**WHAT TO DO**
List every line below containing "الشيخ".

--- MATERIAL PROVIDED Enclosed Below ---

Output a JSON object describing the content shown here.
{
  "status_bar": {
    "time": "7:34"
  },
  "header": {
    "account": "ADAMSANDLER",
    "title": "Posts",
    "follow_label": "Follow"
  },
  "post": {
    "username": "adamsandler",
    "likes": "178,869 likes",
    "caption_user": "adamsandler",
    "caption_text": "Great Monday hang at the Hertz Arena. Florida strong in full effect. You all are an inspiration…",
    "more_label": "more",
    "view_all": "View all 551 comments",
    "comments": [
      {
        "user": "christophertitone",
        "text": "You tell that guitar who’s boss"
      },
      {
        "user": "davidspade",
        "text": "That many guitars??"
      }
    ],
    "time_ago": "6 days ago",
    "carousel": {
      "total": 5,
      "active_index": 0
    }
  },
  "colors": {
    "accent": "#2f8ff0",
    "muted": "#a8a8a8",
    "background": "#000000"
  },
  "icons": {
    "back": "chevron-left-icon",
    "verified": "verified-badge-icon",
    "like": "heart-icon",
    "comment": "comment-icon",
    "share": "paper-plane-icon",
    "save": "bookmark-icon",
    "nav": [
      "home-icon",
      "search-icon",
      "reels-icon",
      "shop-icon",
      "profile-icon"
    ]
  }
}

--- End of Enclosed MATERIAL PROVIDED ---
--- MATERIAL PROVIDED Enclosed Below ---

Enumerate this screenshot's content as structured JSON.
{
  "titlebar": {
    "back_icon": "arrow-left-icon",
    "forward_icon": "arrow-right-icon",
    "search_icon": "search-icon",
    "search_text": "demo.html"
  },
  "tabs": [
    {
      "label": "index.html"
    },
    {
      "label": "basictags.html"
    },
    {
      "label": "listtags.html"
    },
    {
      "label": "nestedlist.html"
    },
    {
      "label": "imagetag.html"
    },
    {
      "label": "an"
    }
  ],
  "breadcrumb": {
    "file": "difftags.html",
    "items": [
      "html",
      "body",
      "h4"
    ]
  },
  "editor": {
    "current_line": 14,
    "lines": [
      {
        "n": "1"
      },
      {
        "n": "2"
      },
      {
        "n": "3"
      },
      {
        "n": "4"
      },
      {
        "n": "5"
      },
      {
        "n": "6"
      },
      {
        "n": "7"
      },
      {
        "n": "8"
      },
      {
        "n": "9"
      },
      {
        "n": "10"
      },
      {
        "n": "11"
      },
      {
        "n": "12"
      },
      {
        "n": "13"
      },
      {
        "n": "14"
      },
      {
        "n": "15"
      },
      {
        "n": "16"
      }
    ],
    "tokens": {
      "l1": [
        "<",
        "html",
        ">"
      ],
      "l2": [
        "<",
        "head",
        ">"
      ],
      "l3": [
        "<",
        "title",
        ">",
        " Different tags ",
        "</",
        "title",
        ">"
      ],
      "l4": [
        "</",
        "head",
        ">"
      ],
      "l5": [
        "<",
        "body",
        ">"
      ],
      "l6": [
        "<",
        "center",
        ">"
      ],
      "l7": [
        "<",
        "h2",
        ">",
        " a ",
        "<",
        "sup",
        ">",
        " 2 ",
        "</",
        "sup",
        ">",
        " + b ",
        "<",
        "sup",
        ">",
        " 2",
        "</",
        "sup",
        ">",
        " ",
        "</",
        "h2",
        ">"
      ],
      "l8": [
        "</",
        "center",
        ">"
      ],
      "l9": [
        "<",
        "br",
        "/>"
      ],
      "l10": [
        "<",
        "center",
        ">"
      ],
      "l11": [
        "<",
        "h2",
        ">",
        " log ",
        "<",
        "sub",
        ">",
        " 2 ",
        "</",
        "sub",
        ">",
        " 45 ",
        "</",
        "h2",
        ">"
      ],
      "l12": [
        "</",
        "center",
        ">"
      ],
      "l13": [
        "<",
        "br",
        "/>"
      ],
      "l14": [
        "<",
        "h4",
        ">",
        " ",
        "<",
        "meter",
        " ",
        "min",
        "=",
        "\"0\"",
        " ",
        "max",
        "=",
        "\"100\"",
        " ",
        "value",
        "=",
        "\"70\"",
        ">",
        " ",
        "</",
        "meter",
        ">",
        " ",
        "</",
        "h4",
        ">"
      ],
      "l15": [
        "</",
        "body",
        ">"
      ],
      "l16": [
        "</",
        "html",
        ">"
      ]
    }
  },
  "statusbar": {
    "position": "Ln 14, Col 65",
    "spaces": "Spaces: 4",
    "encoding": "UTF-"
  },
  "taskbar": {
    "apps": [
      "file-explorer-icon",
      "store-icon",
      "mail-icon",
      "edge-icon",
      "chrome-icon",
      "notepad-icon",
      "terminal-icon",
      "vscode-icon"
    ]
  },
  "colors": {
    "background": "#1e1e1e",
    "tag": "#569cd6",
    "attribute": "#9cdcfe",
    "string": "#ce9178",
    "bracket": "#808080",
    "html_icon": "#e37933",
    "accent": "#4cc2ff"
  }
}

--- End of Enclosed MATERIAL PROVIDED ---
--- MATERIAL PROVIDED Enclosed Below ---

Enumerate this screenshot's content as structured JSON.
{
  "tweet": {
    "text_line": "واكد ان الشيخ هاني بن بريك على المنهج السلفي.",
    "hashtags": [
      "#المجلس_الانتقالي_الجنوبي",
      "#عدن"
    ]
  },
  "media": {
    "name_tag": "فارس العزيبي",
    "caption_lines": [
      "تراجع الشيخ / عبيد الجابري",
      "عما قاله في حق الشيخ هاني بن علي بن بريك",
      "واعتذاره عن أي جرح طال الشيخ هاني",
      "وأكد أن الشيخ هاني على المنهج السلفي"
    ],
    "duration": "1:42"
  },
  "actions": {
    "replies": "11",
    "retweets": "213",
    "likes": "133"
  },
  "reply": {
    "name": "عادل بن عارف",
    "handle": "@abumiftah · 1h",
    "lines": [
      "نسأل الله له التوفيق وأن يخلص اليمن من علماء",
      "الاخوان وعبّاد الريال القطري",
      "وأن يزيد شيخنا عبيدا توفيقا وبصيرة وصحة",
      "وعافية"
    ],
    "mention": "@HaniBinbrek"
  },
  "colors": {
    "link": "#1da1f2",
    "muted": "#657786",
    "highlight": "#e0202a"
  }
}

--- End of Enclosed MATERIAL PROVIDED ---

**PROBLEM SOLUTION**
    "text_line": "واكد ان الشيخ هاني بن بريك على المنهج السلفي.",
      "تراجع الشيخ / عبيد الجابري",
      "عما قاله في حق الشيخ هاني بن علي بن بريك",
      "واعتذاره عن أي جرح طال الشيخ هاني",
      "وأكد أن الشيخ هاني على المنهج السلفي"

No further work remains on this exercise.